## TASK DESCRIPTION
Leave out every line before the one that contains "Decode this image". Please restate that line and the rest of the data word for word, through the end.
(EXTRACTED ENTRIES Opens)
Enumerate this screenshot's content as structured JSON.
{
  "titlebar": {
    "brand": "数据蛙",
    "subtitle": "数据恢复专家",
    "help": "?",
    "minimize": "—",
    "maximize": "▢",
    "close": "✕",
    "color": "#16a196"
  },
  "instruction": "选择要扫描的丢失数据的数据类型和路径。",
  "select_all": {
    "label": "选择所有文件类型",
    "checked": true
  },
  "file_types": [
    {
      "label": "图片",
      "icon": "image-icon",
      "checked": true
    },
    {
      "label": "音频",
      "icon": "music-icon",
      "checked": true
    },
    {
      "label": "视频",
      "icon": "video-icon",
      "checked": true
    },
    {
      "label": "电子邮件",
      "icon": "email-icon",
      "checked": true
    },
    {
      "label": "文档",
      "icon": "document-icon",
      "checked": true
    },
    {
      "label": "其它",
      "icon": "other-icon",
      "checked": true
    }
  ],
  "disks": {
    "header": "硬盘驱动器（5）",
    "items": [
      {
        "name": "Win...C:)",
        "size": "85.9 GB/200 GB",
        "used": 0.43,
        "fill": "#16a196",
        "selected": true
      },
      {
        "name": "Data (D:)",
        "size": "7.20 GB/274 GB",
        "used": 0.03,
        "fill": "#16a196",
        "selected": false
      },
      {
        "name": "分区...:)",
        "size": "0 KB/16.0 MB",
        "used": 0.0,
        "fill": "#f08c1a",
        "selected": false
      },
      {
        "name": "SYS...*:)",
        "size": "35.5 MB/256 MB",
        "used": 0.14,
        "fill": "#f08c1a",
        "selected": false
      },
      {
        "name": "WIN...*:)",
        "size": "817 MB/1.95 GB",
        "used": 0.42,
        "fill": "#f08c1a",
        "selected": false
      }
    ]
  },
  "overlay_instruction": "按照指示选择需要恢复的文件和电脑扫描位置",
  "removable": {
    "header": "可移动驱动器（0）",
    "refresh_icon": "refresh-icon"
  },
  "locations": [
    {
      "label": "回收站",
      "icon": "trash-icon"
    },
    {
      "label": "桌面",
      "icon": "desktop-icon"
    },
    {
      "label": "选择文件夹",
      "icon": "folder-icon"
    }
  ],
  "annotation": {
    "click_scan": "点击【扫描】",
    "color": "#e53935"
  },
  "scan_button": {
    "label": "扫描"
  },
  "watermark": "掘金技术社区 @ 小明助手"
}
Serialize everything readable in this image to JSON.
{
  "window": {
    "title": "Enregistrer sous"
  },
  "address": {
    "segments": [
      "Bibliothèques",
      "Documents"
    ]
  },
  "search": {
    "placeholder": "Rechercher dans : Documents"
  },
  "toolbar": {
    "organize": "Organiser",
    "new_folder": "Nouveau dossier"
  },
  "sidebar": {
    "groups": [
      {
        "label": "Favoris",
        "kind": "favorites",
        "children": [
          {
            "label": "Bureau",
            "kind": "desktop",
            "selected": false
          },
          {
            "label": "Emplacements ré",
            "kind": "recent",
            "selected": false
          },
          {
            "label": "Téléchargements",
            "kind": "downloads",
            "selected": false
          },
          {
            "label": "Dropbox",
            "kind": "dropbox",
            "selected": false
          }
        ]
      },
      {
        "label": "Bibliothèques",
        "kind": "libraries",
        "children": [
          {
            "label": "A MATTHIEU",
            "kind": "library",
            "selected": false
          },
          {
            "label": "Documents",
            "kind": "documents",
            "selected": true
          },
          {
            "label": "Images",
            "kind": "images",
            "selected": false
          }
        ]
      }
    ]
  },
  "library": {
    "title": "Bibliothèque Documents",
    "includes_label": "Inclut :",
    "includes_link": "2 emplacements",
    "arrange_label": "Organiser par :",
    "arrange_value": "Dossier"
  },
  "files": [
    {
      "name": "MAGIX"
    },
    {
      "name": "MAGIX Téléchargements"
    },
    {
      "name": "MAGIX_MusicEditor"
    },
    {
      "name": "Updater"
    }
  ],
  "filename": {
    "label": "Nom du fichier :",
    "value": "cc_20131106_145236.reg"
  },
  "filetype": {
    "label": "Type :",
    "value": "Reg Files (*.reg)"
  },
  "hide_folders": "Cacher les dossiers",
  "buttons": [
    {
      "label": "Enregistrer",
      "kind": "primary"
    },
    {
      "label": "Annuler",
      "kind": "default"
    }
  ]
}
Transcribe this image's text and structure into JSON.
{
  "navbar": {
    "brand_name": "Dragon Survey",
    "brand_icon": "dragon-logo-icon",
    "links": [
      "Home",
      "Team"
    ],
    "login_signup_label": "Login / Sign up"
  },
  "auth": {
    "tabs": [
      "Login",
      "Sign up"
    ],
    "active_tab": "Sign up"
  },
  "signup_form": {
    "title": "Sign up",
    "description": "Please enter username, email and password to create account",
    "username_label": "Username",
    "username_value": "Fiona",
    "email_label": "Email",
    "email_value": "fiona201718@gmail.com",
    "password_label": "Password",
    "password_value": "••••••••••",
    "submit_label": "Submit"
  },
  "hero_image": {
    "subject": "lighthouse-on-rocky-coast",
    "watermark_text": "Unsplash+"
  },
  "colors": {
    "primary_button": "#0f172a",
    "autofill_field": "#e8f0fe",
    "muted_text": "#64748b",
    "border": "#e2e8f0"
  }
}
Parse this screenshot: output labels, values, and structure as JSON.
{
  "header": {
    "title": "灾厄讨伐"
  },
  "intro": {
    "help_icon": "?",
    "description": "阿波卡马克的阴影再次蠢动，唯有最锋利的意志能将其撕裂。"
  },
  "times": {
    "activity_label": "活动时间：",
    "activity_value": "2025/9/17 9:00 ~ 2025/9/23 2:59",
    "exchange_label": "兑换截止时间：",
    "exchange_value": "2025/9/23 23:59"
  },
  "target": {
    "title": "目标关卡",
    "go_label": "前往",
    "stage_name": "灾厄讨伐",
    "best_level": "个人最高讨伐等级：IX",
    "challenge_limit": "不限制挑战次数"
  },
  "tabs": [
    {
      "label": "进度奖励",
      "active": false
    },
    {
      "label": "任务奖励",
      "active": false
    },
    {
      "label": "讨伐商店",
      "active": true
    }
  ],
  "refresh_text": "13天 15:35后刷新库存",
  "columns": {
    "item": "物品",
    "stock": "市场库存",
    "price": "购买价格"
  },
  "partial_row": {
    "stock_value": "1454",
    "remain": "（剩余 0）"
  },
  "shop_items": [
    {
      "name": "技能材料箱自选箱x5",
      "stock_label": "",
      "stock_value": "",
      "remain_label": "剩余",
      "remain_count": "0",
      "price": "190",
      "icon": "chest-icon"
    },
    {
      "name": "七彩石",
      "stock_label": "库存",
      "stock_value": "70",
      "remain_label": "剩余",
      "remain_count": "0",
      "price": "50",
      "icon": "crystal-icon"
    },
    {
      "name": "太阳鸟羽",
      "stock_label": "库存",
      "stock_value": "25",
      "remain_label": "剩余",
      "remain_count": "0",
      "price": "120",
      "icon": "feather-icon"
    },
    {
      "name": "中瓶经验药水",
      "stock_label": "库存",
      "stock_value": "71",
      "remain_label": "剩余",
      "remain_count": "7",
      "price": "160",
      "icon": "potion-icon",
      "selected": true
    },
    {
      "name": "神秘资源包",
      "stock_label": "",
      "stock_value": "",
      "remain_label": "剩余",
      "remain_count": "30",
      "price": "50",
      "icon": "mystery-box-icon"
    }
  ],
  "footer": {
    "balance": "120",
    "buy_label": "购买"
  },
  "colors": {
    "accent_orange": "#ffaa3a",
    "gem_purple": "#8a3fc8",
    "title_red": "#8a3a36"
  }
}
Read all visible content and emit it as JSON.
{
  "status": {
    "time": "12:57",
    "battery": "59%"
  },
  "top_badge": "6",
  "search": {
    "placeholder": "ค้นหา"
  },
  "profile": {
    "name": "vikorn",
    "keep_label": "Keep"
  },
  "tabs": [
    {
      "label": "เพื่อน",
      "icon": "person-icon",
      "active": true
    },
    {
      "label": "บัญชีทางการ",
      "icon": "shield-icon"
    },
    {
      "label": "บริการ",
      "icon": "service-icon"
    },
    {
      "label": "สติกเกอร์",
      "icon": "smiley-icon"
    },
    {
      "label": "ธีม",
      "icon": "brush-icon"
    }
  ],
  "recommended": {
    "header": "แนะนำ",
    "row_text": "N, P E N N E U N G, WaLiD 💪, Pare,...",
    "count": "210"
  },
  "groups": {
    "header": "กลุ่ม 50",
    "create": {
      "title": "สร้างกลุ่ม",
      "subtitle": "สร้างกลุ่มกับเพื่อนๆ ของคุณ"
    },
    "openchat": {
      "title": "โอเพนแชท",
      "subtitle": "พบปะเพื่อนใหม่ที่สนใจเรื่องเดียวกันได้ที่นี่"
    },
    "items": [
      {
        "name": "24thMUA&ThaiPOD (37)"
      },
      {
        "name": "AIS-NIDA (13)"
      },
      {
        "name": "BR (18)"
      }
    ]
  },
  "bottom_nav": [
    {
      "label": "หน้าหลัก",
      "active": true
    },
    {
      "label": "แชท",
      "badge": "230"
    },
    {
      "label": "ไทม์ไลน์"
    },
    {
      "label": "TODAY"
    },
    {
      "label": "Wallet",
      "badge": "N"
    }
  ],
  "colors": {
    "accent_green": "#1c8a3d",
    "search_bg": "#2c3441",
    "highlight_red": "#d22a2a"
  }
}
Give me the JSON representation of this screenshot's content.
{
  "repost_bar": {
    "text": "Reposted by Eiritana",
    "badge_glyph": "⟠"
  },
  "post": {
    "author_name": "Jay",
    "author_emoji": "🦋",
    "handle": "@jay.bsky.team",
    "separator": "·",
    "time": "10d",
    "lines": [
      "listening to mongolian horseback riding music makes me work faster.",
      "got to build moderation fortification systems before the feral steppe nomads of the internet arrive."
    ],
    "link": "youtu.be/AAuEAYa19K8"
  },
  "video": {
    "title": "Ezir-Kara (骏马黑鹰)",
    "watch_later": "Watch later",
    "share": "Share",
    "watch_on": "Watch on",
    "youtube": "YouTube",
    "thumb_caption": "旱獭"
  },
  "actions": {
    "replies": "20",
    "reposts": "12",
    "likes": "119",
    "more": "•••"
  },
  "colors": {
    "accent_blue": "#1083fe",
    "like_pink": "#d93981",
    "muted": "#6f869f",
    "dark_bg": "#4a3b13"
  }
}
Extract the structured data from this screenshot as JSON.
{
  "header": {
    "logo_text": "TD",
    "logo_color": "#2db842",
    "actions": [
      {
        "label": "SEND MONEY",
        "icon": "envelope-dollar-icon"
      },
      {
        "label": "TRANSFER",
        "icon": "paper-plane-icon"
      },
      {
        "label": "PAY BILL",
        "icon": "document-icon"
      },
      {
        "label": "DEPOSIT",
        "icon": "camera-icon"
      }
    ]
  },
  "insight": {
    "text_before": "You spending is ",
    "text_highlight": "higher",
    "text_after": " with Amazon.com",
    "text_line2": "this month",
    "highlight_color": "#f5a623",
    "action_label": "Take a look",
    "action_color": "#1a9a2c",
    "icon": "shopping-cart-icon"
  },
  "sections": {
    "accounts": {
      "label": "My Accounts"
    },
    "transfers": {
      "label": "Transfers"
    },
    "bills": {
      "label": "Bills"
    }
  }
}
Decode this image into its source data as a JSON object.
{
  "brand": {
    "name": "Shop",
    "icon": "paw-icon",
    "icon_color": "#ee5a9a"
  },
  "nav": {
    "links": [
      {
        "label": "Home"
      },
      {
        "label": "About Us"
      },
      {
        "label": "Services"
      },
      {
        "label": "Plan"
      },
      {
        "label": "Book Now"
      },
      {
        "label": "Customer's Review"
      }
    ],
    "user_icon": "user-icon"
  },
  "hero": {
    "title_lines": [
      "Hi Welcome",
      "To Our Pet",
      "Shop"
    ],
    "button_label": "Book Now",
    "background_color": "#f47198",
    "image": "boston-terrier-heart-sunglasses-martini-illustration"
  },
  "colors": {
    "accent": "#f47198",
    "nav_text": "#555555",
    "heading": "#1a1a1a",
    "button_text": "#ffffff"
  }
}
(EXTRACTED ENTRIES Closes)
## THE COMPLETED TASK
Decode this image into its source data as a JSON object.
{
  "brand": {
    "name": "Shop",
    "icon": "paw-icon",
    "icon_color": "#ee5a9a"
  },
  "nav": {
    "links": [
      {
        "label": "Home"
      },
      {
        "label": "About Us"
      },
      {
        "label": "Services"
      },
      {
        "label": "Plan"
      },
      {
        "label": "Book Now"
      },
      {
        "label": "Customer's Review"
      }
    ],
    "user_icon": "user-icon"
  },
  "hero": {
    "title_lines": [
      "Hi Welcome",
      "To Our Pet",
      "Shop"
    ],
    "button_label": "Book Now",
    "background_color": "#f47198",
    "image": "boston-terrier-heart-sunglasses-martini-illustration"
  },
  "colors": {
    "accent": "#f47198",
    "nav_text": "#555555",
    "heading": "#1a1a1a",
    "button_text": "#ffffff"
  }
}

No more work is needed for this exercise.